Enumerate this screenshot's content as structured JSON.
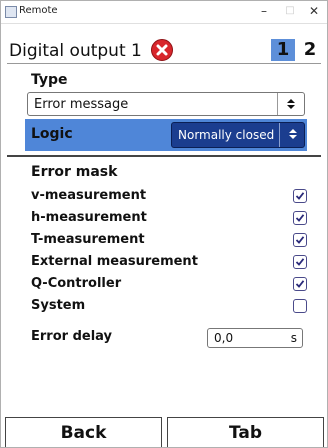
{
  "window": {
    "title": "Remote",
    "minimize": "–",
    "maximize": "□",
    "close": "✕"
  },
  "header": {
    "name": "Digital output 1",
    "error_icon": "error-x-icon",
    "page_active": "1",
    "page_other": "2"
  },
  "type": {
    "label": "Type",
    "value": "Error message"
  },
  "logic": {
    "label": "Logic",
    "value": "Normally closed"
  },
  "error_mask": {
    "label": "Error mask",
    "items": [
      {
        "label": "v-measurement",
        "checked": true
      },
      {
        "label": "h-measurement",
        "checked": true
      },
      {
        "label": "T-measurement",
        "checked": true
      },
      {
        "label": "External measurement",
        "checked": true
      },
      {
        "label": "Q-Controller",
        "checked": true
      },
      {
        "label": "System",
        "checked": false
      }
    ]
  },
  "error_delay": {
    "label": "Error delay",
    "value": "0,0",
    "unit": "s"
  },
  "buttons": {
    "back": "Back",
    "tab": "Tab"
  },
  "colors": {
    "highlight": "#4f86d8",
    "dark_select": "#1b3d8f",
    "page_active_bg": "#5d8fd9",
    "error_red": "#d8262c"
  }
}
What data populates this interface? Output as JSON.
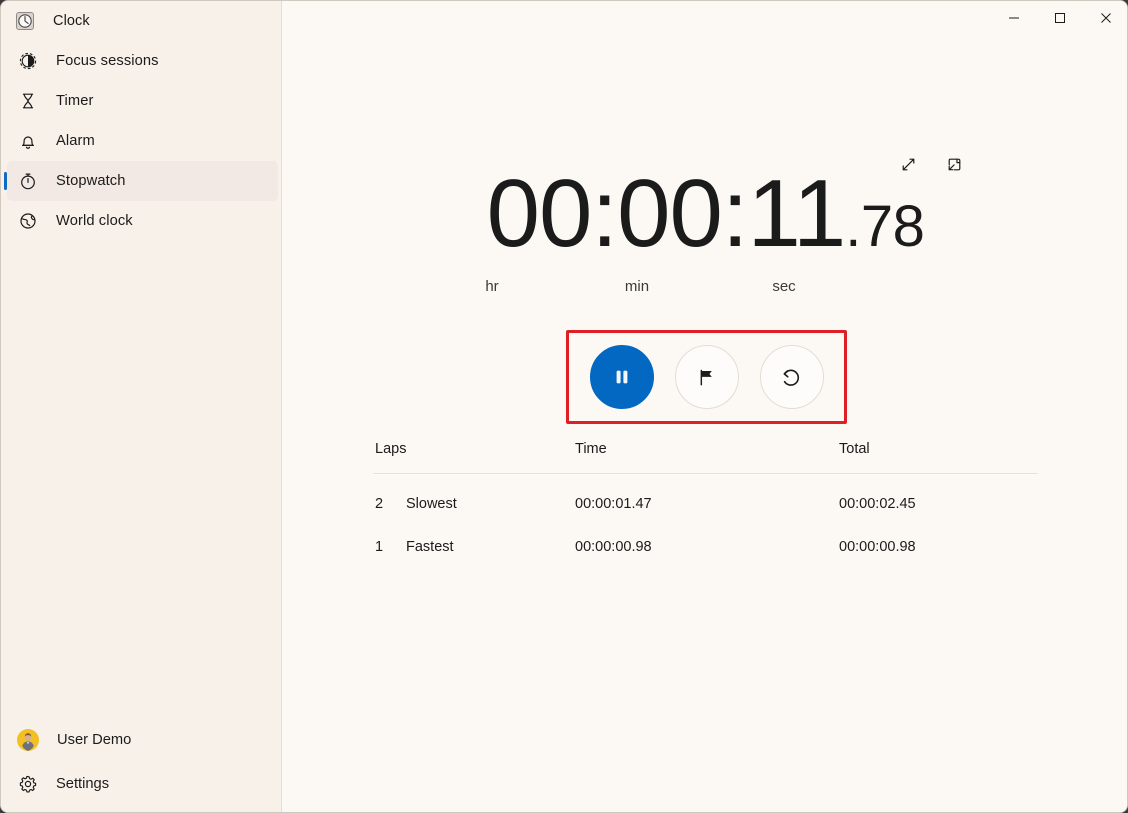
{
  "window": {
    "app_title": "Clock",
    "app_icon": "clock-app-icon",
    "controls": {
      "minimize": "minimize",
      "maximize": "maximize",
      "close": "close"
    }
  },
  "sidebar": {
    "items": [
      {
        "label": "Focus sessions",
        "icon": "focus-sessions-icon",
        "selected": false
      },
      {
        "label": "Timer",
        "icon": "timer-hourglass-icon",
        "selected": false
      },
      {
        "label": "Alarm",
        "icon": "alarm-bell-icon",
        "selected": false
      },
      {
        "label": "Stopwatch",
        "icon": "stopwatch-icon",
        "selected": true
      },
      {
        "label": "World clock",
        "icon": "globe-icon",
        "selected": false
      }
    ],
    "bottom": [
      {
        "label": "User Demo",
        "icon": "user-avatar"
      },
      {
        "label": "Settings",
        "icon": "gear-icon"
      }
    ]
  },
  "stopwatch": {
    "time": "00:00:11",
    "fraction": ".78",
    "units": {
      "hr": "hr",
      "min": "min",
      "sec": "sec"
    },
    "view_actions": [
      {
        "name": "expand-icon",
        "label": "Expand"
      },
      {
        "name": "compact-overlay-icon",
        "label": "Compact overlay"
      }
    ],
    "buttons": [
      {
        "name": "pause-button",
        "label": "Pause",
        "icon": "pause-icon",
        "style": "primary"
      },
      {
        "name": "lap-button",
        "label": "Lap",
        "icon": "flag-icon",
        "style": "secondary"
      },
      {
        "name": "reset-button",
        "label": "Reset",
        "icon": "reset-icon",
        "style": "secondary"
      }
    ],
    "highlight_color": "#de1f26",
    "accent_color": "#0268c1"
  },
  "laps_table": {
    "headers": {
      "laps": "Laps",
      "time": "Time",
      "total": "Total"
    },
    "rows": [
      {
        "num": "2",
        "label": "Slowest",
        "time": "00:00:01.47",
        "total": "00:00:02.45"
      },
      {
        "num": "1",
        "label": "Fastest",
        "time": "00:00:00.98",
        "total": "00:00:00.98"
      }
    ]
  }
}
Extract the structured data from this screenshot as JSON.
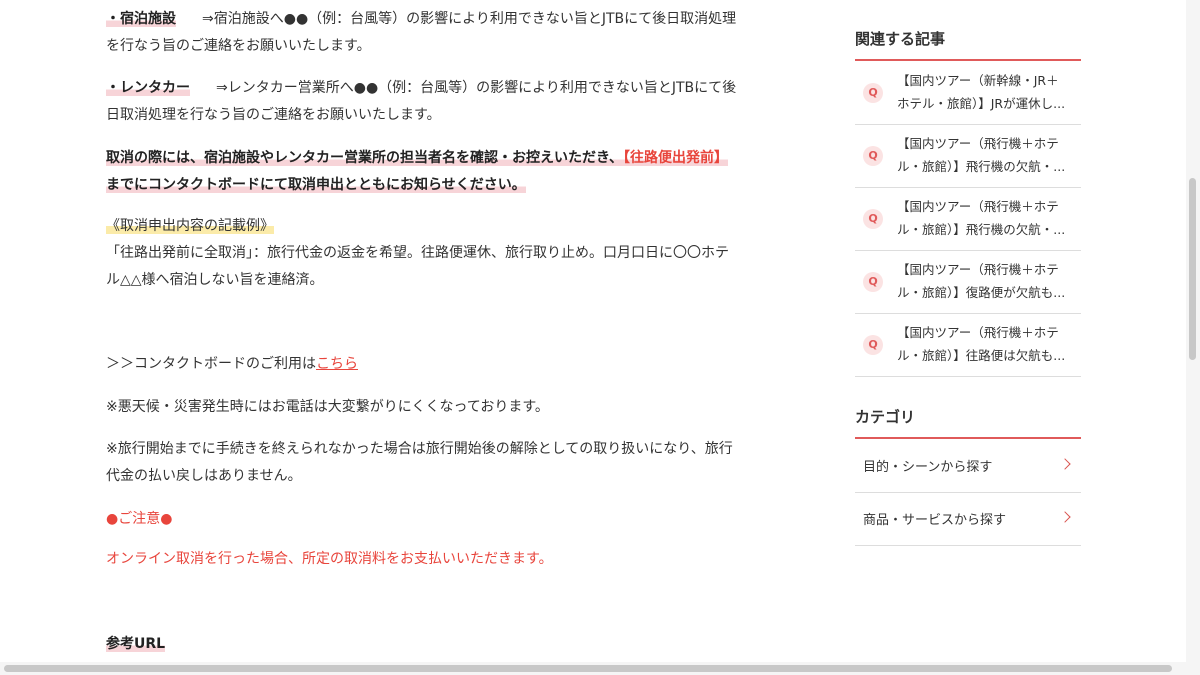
{
  "article": {
    "p1_label": "・宿泊施設",
    "p1_line1": "⇒宿泊施設へ●●（例：台風等）の影響により利用できない旨とJTBにて後日取消処理",
    "p1_line2": "を行なう旨のご連絡をお願いいたします。",
    "p2_label": "・レンタカー",
    "p2_line1": "⇒レンタカー営業所へ●●（例：台風等）の影響により利用できない旨とJTBにて後",
    "p2_line2": "日取消処理を行なう旨のご連絡をお願いいたします。",
    "p3_line1": "取消の際には、宿泊施設やレンタカー営業所の担当者名を確認・お控えいただき、",
    "p3_red": "【往路便出発前】",
    "p3_line2": "までにコンタクトボードにて取消申出とともにお知らせください。",
    "example_heading": "《取消申出内容の記載例》",
    "example_line1": "「往路出発前に全取消」：旅行代金の返金を希望。往路便運休、旅行取り止め。口月口日に〇〇ホテ",
    "example_line2": "ル△△様へ宿泊しない旨を連絡済。",
    "contact_prefix": "＞＞コンタクトボードのご利用は",
    "contact_link": "こちら",
    "note1": "※悪天候・災害発生時にはお電話は大変繋がりにくくなっております。",
    "note2_line1": "※旅行開始までに手続きを終えられなかった場合は旅行開始後の解除としての取り扱いになり、旅行",
    "note2_line2": "代金の払い戻しはありません。",
    "caution_heading": "●ご注意●",
    "caution_text": "オンライン取消を行った場合、所定の取消料をお支払いいただきます。",
    "ref_heading": "参考URL"
  },
  "sidebar": {
    "related_heading": "関連する記事",
    "q_label": "Q",
    "related": [
      {
        "line1": "【国内ツアー（新幹線・JR＋",
        "line2": "ホテル・旅館）】JRが運休し..."
      },
      {
        "line1": "【国内ツアー（飛行機＋ホテ",
        "line2": "ル・旅館）】飛行機の欠航・..."
      },
      {
        "line1": "【国内ツアー（飛行機＋ホテ",
        "line2": "ル・旅館）】飛行機の欠航・..."
      },
      {
        "line1": "【国内ツアー（飛行機＋ホテ",
        "line2": "ル・旅館）】復路便が欠航も..."
      },
      {
        "line1": "【国内ツアー（飛行機＋ホテ",
        "line2": "ル・旅館）】往路便は欠航も..."
      }
    ],
    "category_heading": "カテゴリ",
    "categories": [
      {
        "label": "目的・シーンから探す"
      },
      {
        "label": "商品・サービスから探す"
      }
    ]
  },
  "colors": {
    "accent": "#e05a5a",
    "red_text": "#e8453c",
    "pink_highlight": "#f7d4d8",
    "yellow_highlight": "#fbeba9"
  },
  "icons": {
    "related_badge": "q-badge",
    "category_arrow": "chevron-right-icon"
  }
}
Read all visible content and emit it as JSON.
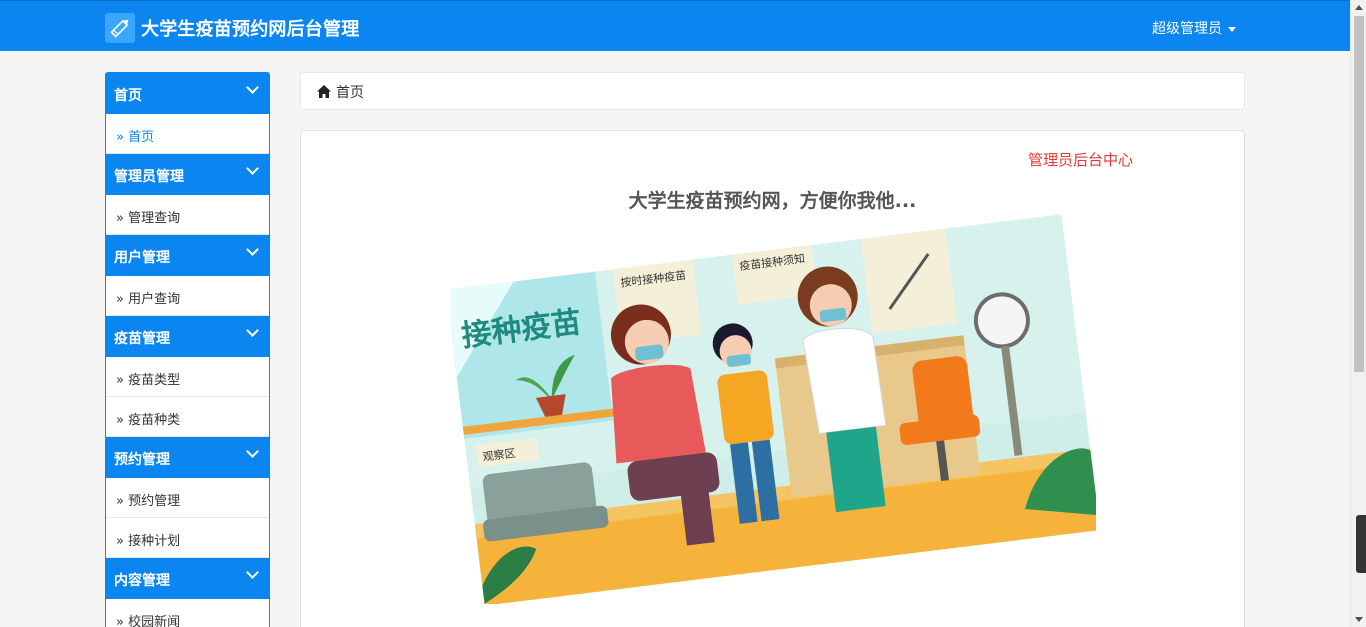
{
  "app": {
    "title": "大学生疫苗预约网后台管理",
    "user_menu": "超级管理员",
    "brand_icon": "pencil-icon",
    "accent": "#0b86f0"
  },
  "sidebar": {
    "groups": [
      {
        "title": "首页",
        "items": [
          "首页"
        ]
      },
      {
        "title": "管理员管理",
        "items": [
          "管理查询"
        ]
      },
      {
        "title": "用户管理",
        "items": [
          "用户查询"
        ]
      },
      {
        "title": "疫苗管理",
        "items": [
          "疫苗类型",
          "疫苗种类"
        ]
      },
      {
        "title": "预约管理",
        "items": [
          "预约管理",
          "接种计划"
        ]
      },
      {
        "title": "内容管理",
        "items": [
          "校园新闻"
        ]
      }
    ],
    "item_prefix": "»"
  },
  "breadcrumb": {
    "home_label": "首页",
    "icon": "home-icon"
  },
  "main": {
    "tag": "管理员后台中心",
    "title": "大学生疫苗预约网，方便你我他...",
    "image_text": {
      "headline": "接种疫苗",
      "poster_left": "按时接种疫苗",
      "poster_mid": "疫苗接种须知",
      "sign": "观察区"
    }
  }
}
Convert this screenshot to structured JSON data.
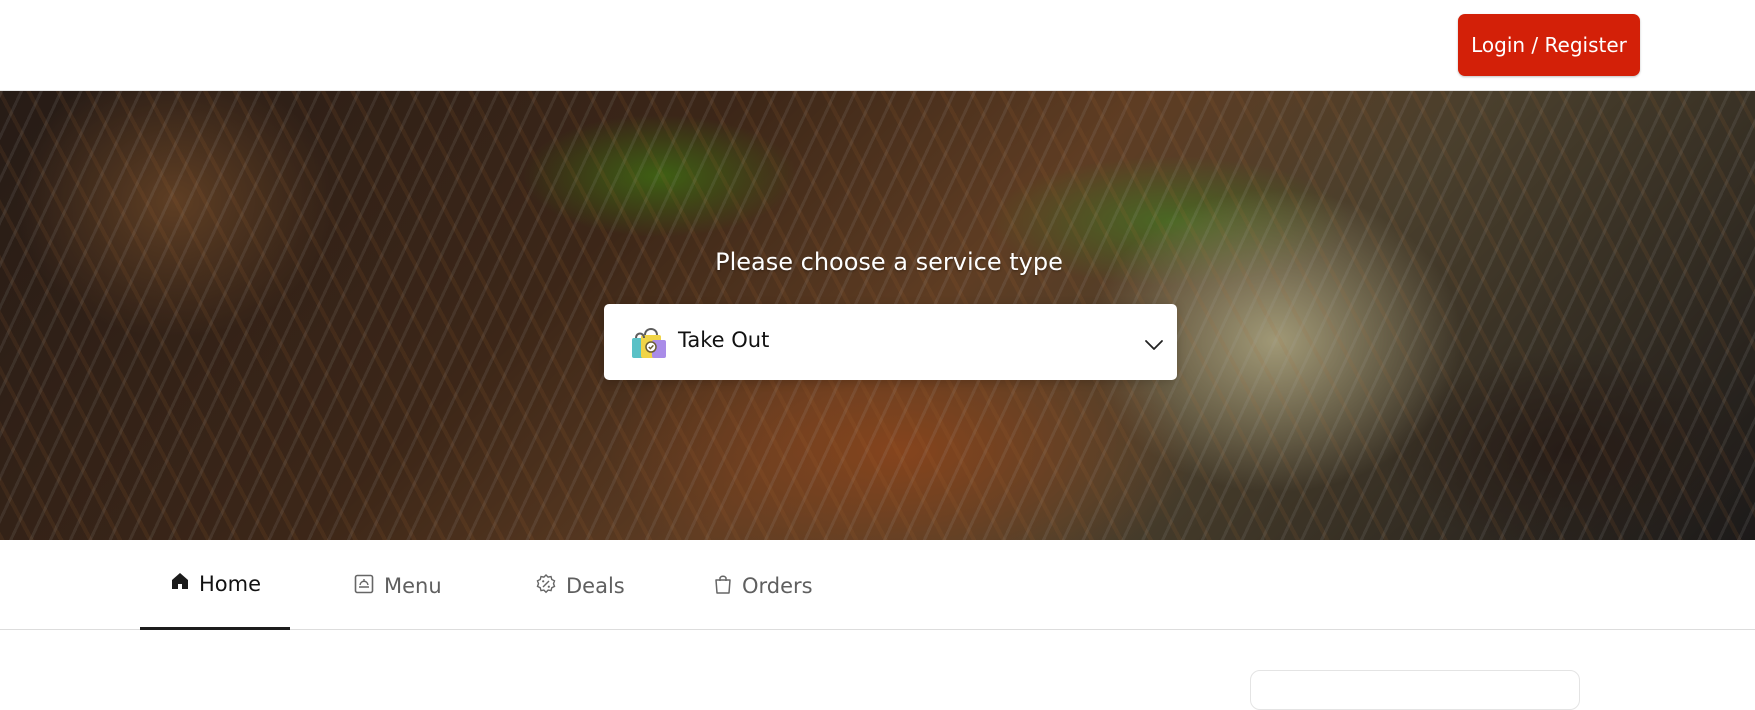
{
  "header": {
    "login_label": "Login / Register"
  },
  "hero": {
    "title": "Please choose a service type",
    "selected_service": "Take Out",
    "service_icon": "shopping-bag-icon",
    "dropdown_icon": "chevron-down-icon"
  },
  "nav": {
    "tabs": [
      {
        "label": "Home",
        "icon": "home-icon",
        "active": true
      },
      {
        "label": "Menu",
        "icon": "menu-icon",
        "active": false
      },
      {
        "label": "Deals",
        "icon": "deal-badge-icon",
        "active": false
      },
      {
        "label": "Orders",
        "icon": "shopping-bag-icon",
        "active": false
      }
    ]
  },
  "colors": {
    "accent": "#d32008",
    "active_tab_text": "#121212",
    "inactive_tab_text": "#5f5f5f",
    "white": "#ffffff"
  }
}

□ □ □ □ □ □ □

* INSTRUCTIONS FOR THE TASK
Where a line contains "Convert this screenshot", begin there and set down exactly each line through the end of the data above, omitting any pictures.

* ANSWER TO THIS PROBLEM
Convert this screenshot to structured JSON data.
{
  "header": {
    "login_label": "Login / Register"
  },
  "hero": {
    "title": "Please choose a service type",
    "selected_service": "Take Out",
    "service_icon": "shopping-bag-icon",
    "dropdown_icon": "chevron-down-icon"
  },
  "nav": {
    "tabs": [
      {
        "label": "Home",
        "icon": "home-icon",
        "active": true
      },
      {
        "label": "Menu",
        "icon": "menu-icon",
        "active": false
      },
      {
        "label": "Deals",
        "icon": "deal-badge-icon",
        "active": false
      },
      {
        "label": "Orders",
        "icon": "shopping-bag-icon",
        "active": false
      }
    ]
  },
  "colors": {
    "accent": "#d32008",
    "active_tab_text": "#121212",
    "inactive_tab_text": "#5f5f5f",
    "white": "#ffffff"
  }
}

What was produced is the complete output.